- [EXERCISE DETAILS]: Print each entry exactly, all the way through.

Web page and app entries
== == ==

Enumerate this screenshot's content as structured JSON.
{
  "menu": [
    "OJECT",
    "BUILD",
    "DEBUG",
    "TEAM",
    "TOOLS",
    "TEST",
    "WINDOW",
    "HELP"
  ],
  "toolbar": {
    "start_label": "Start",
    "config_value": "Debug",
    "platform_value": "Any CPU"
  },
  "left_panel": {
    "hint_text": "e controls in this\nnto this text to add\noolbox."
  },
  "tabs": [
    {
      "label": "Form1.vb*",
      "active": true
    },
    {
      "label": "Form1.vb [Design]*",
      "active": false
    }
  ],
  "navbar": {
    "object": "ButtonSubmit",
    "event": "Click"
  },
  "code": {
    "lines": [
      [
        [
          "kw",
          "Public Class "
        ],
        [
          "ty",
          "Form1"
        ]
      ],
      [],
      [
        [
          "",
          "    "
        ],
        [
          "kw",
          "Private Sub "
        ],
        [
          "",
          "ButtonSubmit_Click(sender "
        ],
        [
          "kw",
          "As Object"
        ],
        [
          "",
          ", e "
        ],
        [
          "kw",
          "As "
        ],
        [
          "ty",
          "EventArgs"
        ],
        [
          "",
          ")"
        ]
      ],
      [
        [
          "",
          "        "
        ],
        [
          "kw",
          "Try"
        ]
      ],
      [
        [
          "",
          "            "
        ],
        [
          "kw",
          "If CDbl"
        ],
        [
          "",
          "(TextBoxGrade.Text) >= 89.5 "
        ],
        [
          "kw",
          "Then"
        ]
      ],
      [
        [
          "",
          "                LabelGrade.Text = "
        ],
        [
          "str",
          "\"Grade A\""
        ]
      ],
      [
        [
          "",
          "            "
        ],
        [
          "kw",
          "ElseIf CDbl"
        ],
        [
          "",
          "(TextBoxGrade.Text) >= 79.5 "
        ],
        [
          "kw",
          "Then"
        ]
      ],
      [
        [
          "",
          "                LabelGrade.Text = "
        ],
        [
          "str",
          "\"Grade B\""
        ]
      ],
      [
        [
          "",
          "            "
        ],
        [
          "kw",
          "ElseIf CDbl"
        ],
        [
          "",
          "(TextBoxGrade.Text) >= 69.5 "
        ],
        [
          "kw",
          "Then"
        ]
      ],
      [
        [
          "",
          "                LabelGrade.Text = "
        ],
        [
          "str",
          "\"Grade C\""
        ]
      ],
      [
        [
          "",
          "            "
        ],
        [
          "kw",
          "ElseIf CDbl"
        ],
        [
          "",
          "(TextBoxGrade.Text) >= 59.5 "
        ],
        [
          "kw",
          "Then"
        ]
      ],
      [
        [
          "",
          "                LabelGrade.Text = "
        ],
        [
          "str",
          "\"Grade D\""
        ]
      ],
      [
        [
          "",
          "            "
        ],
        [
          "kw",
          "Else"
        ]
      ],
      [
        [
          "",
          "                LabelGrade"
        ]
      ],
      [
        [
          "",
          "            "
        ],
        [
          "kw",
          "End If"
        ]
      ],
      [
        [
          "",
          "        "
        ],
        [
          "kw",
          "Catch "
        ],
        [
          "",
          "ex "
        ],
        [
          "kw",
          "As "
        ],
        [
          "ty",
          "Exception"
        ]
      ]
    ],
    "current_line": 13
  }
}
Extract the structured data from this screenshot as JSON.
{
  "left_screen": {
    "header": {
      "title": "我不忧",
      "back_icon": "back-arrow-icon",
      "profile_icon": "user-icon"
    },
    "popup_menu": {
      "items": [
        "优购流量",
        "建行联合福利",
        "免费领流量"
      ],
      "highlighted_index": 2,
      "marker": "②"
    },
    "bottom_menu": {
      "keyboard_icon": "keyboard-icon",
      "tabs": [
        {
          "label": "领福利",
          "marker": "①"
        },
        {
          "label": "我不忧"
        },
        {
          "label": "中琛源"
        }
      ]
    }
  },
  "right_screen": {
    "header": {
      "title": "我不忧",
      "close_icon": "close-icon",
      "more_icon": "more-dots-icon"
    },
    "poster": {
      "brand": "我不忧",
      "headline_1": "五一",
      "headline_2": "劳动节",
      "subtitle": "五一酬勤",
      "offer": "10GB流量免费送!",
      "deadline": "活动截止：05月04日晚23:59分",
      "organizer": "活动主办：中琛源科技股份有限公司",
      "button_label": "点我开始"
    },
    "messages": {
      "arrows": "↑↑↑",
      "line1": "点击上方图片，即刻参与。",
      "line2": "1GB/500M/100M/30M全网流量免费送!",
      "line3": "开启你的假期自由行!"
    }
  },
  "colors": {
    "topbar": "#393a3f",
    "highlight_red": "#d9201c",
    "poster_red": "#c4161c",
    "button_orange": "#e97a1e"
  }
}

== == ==

- [RESPONSE AREA]:
Enumerate this screenshot's content as structured JSON.
{
  "menu": [
    "OJECT",
    "BUILD",
    "DEBUG",
    "TEAM",
    "TOOLS",
    "TEST",
    "WINDOW",
    "HELP"
  ],
  "toolbar": {
    "start_label": "Start",
    "config_value": "Debug",
    "platform_value": "Any CPU"
  },
  "left_panel": {
    "hint_text": "e controls in this\nnto this text to add\noolbox."
  },
  "tabs": [
    {
      "label": "Form1.vb*",
      "active": true
    },
    {
      "label": "Form1.vb [Design]*",
      "active": false
    }
  ],
  "navbar": {
    "object": "ButtonSubmit",
    "event": "Click"
  },
  "code": {
    "lines": [
      [
        [
          "kw",
          "Public Class "
        ],
        [
          "ty",
          "Form1"
        ]
      ],
      [],
      [
        [
          "",
          "    "
        ],
        [
          "kw",
          "Private Sub "
        ],
        [
          "",
          "ButtonSubmit_Click(sender "
        ],
        [
          "kw",
          "As Object"
        ],
        [
          "",
          ", e "
        ],
        [
          "kw",
          "As "
        ],
        [
          "ty",
          "EventArgs"
        ],
        [
          "",
          ")"
        ]
      ],
      [
        [
          "",
          "        "
        ],
        [
          "kw",
          "Try"
        ]
      ],
      [
        [
          "",
          "            "
        ],
        [
          "kw",
          "If CDbl"
        ],
        [
          "",
          "(TextBoxGrade.Text) >= 89.5 "
        ],
        [
          "kw",
          "Then"
        ]
      ],
      [
        [
          "",
          "                LabelGrade.Text = "
        ],
        [
          "str",
          "\"Grade A\""
        ]
      ],
      [
        [
          "",
          "            "
        ],
        [
          "kw",
          "ElseIf CDbl"
        ],
        [
          "",
          "(TextBoxGrade.Text) >= 79.5 "
        ],
        [
          "kw",
          "Then"
        ]
      ],
      [
        [
          "",
          "                LabelGrade.Text = "
        ],
        [
          "str",
          "\"Grade B\""
        ]
      ],
      [
        [
          "",
          "            "
        ],
        [
          "kw",
          "ElseIf CDbl"
        ],
        [
          "",
          "(TextBoxGrade.Text) >= 69.5 "
        ],
        [
          "kw",
          "Then"
        ]
      ],
      [
        [
          "",
          "                LabelGrade.Text = "
        ],
        [
          "str",
          "\"Grade C\""
        ]
      ],
      [
        [
          "",
          "            "
        ],
        [
          "kw",
          "ElseIf CDbl"
        ],
        [
          "",
          "(TextBoxGrade.Text) >= 59.5 "
        ],
        [
          "kw",
          "Then"
        ]
      ],
      [
        [
          "",
          "                LabelGrade.Text = "
        ],
        [
          "str",
          "\"Grade D\""
        ]
      ],
      [
        [
          "",
          "            "
        ],
        [
          "kw",
          "Else"
        ]
      ],
      [
        [
          "",
          "                LabelGrade"
        ]
      ],
      [
        [
          "",
          "            "
        ],
        [
          "kw",
          "End If"
        ]
      ],
      [
        [
          "",
          "        "
        ],
        [
          "kw",
          "Catch "
        ],
        [
          "",
          "ex "
        ],
        [
          "kw",
          "As "
        ],
        [
          "ty",
          "Exception"
        ]
      ]
    ],
    "current_line": 13
  }
}
Extract the structured data from this screenshot as JSON.
{
  "left_screen": {
    "header": {
      "title": "我不忧",
      "back_icon": "back-arrow-icon",
      "profile_icon": "user-icon"
    },
    "popup_menu": {
      "items": [
        "优购流量",
        "建行联合福利",
        "免费领流量"
      ],
      "highlighted_index": 2,
      "marker": "②"
    },
    "bottom_menu": {
      "keyboard_icon": "keyboard-icon",
      "tabs": [
        {
          "label": "领福利",
          "marker": "①"
        },
        {
          "label": "我不忧"
        },
        {
          "label": "中琛源"
        }
      ]
    }
  },
  "right_screen": {
    "header": {
      "title": "我不忧",
      "close_icon": "close-icon",
      "more_icon": "more-dots-icon"
    },
    "poster": {
      "brand": "我不忧",
      "headline_1": "五一",
      "headline_2": "劳动节",
      "subtitle": "五一酬勤",
      "offer": "10GB流量免费送!",
      "deadline": "活动截止：05月04日晚23:59分",
      "organizer": "活动主办：中琛源科技股份有限公司",
      "button_label": "点我开始"
    },
    "messages": {
      "arrows": "↑↑↑",
      "line1": "点击上方图片，即刻参与。",
      "line2": "1GB/500M/100M/30M全网流量免费送!",
      "line3": "开启你的假期自由行!"
    }
  },
  "colors": {
    "topbar": "#393a3f",
    "highlight_red": "#d9201c",
    "poster_red": "#c4161c",
    "button_orange": "#e97a1e"
  }
}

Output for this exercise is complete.